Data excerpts
□ □ □ □ □ □ □

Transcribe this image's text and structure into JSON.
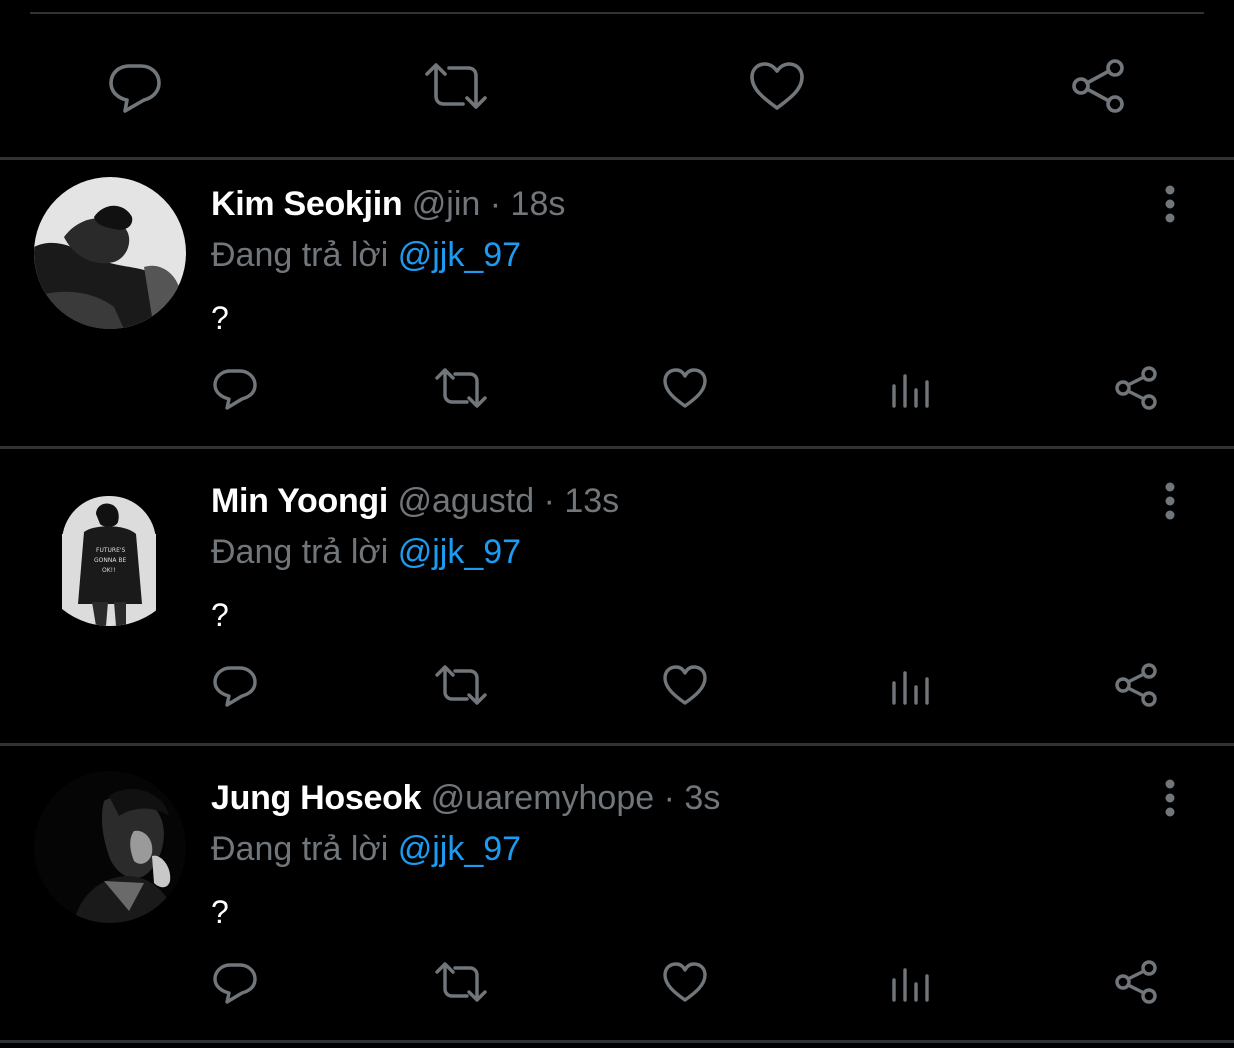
{
  "main_tweet": {
    "actions": [
      {
        "name": "reply",
        "icon": "reply-icon"
      },
      {
        "name": "retweet",
        "icon": "retweet-icon"
      },
      {
        "name": "like",
        "icon": "heart-icon"
      },
      {
        "name": "share",
        "icon": "share-icon"
      }
    ]
  },
  "replies": [
    {
      "display_name": "Kim Seokjin",
      "handle": "@jin",
      "separator": "·",
      "time": "18s",
      "reply_prefix": "Đang trả lời",
      "reply_to": "@jjk_97",
      "text": "?"
    },
    {
      "display_name": "Min Yoongi",
      "handle": "@agustd",
      "separator": "·",
      "time": "13s",
      "reply_prefix": "Đang trả lời",
      "reply_to": "@jjk_97",
      "text": "?"
    },
    {
      "display_name": "Jung Hoseok",
      "handle": "@uaremyhope",
      "separator": "·",
      "time": "3s",
      "reply_prefix": "Đang trả lời",
      "reply_to": "@jjk_97",
      "text": "?"
    }
  ],
  "reply_actions": [
    {
      "name": "reply",
      "icon": "reply-icon"
    },
    {
      "name": "retweet",
      "icon": "retweet-icon"
    },
    {
      "name": "like",
      "icon": "heart-icon"
    },
    {
      "name": "analytics",
      "icon": "bar-chart-icon"
    },
    {
      "name": "share",
      "icon": "share-icon"
    }
  ],
  "colors": {
    "background": "#000000",
    "divider": "#2f3336",
    "text_primary": "#ffffff",
    "text_secondary": "#71767b",
    "accent": "#1d9bf0"
  }
}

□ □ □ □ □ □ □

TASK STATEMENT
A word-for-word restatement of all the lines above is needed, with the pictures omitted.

WRITTEN SOLUTION
Transcribe this image's text and structure into JSON.
{
  "main_tweet": {
    "actions": [
      {
        "name": "reply",
        "icon": "reply-icon"
      },
      {
        "name": "retweet",
        "icon": "retweet-icon"
      },
      {
        "name": "like",
        "icon": "heart-icon"
      },
      {
        "name": "share",
        "icon": "share-icon"
      }
    ]
  },
  "replies": [
    {
      "display_name": "Kim Seokjin",
      "handle": "@jin",
      "separator": "·",
      "time": "18s",
      "reply_prefix": "Đang trả lời",
      "reply_to": "@jjk_97",
      "text": "?"
    },
    {
      "display_name": "Min Yoongi",
      "handle": "@agustd",
      "separator": "·",
      "time": "13s",
      "reply_prefix": "Đang trả lời",
      "reply_to": "@jjk_97",
      "text": "?"
    },
    {
      "display_name": "Jung Hoseok",
      "handle": "@uaremyhope",
      "separator": "·",
      "time": "3s",
      "reply_prefix": "Đang trả lời",
      "reply_to": "@jjk_97",
      "text": "?"
    }
  ],
  "reply_actions": [
    {
      "name": "reply",
      "icon": "reply-icon"
    },
    {
      "name": "retweet",
      "icon": "retweet-icon"
    },
    {
      "name": "like",
      "icon": "heart-icon"
    },
    {
      "name": "analytics",
      "icon": "bar-chart-icon"
    },
    {
      "name": "share",
      "icon": "share-icon"
    }
  ],
  "colors": {
    "background": "#000000",
    "divider": "#2f3336",
    "text_primary": "#ffffff",
    "text_secondary": "#71767b",
    "accent": "#1d9bf0"
  }
}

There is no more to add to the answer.